Go through the listing below. Copy each line that has the string "index".

__________

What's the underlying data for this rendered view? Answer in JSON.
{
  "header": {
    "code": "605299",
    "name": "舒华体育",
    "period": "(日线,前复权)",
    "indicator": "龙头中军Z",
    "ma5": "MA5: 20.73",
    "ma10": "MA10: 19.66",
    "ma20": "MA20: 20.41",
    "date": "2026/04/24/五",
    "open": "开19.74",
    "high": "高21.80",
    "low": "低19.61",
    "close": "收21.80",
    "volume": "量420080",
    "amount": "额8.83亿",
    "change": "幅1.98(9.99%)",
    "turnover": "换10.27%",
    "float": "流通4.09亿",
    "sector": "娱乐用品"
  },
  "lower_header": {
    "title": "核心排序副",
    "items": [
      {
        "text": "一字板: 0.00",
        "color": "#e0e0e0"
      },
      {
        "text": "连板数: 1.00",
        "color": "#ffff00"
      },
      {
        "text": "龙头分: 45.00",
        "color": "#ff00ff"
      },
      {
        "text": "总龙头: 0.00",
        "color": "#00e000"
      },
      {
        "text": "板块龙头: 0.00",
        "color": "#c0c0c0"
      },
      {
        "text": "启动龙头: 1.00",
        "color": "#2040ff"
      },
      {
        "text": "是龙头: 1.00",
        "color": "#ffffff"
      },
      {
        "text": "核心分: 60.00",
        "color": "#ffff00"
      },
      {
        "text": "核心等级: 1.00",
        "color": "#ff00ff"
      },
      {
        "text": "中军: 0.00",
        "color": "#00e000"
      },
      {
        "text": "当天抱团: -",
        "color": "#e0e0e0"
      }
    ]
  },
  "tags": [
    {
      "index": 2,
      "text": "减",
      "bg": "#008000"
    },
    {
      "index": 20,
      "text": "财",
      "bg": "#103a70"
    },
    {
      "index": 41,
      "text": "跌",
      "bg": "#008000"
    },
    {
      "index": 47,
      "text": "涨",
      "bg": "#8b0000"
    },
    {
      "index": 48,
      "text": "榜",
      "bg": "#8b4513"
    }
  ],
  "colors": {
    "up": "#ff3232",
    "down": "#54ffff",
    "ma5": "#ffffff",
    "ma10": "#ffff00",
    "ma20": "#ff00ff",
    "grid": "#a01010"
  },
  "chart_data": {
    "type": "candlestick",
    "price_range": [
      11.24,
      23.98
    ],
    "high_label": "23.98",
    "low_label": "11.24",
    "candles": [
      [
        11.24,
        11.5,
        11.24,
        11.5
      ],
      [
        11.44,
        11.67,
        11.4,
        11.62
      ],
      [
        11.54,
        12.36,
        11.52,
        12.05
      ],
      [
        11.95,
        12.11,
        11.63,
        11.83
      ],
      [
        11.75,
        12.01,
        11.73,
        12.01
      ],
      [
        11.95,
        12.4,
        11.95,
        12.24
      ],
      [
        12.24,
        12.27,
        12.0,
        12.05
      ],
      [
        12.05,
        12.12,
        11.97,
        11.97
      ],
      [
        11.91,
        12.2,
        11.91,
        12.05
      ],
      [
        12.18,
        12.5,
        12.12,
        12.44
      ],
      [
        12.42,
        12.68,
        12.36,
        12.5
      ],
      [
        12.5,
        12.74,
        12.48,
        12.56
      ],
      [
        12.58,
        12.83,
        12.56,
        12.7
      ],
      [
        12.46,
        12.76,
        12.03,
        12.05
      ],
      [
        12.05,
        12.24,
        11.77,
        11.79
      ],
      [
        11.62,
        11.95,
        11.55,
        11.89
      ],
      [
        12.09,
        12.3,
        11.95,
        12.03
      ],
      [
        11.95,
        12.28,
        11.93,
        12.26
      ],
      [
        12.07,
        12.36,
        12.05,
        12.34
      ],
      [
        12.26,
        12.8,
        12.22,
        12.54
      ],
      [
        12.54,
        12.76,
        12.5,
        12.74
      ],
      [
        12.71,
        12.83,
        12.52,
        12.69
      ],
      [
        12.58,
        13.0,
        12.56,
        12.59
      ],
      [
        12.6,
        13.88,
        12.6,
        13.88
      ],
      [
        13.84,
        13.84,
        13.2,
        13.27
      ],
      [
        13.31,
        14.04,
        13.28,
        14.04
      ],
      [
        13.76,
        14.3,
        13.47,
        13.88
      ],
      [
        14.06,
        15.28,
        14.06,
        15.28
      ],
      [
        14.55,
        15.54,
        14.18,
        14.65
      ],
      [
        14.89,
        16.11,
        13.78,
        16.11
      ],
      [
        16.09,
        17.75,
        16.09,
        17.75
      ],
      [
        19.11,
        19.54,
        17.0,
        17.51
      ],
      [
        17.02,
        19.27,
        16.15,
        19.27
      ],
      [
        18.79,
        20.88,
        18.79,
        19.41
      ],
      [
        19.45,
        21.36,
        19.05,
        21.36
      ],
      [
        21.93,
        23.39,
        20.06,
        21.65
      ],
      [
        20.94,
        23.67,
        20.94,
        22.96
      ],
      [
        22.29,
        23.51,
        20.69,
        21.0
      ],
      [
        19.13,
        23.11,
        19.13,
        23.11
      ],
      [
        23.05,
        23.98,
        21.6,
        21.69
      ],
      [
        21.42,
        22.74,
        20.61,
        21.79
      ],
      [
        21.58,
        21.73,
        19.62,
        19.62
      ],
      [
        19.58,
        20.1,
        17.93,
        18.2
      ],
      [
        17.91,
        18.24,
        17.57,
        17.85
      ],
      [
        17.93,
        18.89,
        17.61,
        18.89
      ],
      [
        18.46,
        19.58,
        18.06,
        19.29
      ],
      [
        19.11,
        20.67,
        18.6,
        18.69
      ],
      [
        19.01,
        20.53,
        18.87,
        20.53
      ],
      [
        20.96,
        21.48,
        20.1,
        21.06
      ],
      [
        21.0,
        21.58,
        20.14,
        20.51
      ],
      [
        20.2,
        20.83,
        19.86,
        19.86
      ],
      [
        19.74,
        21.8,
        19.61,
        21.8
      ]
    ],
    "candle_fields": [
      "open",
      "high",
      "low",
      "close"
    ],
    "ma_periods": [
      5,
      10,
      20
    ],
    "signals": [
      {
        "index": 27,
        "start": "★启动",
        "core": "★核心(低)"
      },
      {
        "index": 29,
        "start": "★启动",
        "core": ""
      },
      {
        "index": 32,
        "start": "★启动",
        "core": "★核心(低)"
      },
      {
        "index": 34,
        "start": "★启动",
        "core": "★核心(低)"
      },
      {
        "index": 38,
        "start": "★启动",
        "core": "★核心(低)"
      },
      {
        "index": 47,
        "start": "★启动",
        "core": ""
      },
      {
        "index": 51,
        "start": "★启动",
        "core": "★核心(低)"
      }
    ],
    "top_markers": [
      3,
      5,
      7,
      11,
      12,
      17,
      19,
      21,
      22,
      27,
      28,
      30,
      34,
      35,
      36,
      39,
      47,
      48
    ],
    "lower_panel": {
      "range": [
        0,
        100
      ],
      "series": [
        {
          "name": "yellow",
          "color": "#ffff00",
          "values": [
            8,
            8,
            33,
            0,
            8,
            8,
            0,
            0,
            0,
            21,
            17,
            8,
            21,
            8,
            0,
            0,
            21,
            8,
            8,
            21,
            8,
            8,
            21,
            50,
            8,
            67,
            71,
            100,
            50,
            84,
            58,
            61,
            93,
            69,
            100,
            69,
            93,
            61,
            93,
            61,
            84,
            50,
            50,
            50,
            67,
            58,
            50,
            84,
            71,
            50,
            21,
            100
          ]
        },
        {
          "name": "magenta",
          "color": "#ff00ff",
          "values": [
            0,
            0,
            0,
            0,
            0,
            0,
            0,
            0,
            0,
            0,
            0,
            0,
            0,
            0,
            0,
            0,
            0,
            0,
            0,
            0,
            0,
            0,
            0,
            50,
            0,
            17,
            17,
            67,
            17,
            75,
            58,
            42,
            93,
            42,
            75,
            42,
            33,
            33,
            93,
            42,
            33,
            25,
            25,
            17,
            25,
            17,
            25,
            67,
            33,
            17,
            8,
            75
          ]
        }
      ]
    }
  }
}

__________

The completed task>
      "index": 2,
      "index": 20,
      "index": 41,
      "index": 47,
      "index": 48,
        "index": 27,
        "index": 29,
        "index": 32,
        "index": 34,
        "index": 38,
        "index": 47,
        "index": 51,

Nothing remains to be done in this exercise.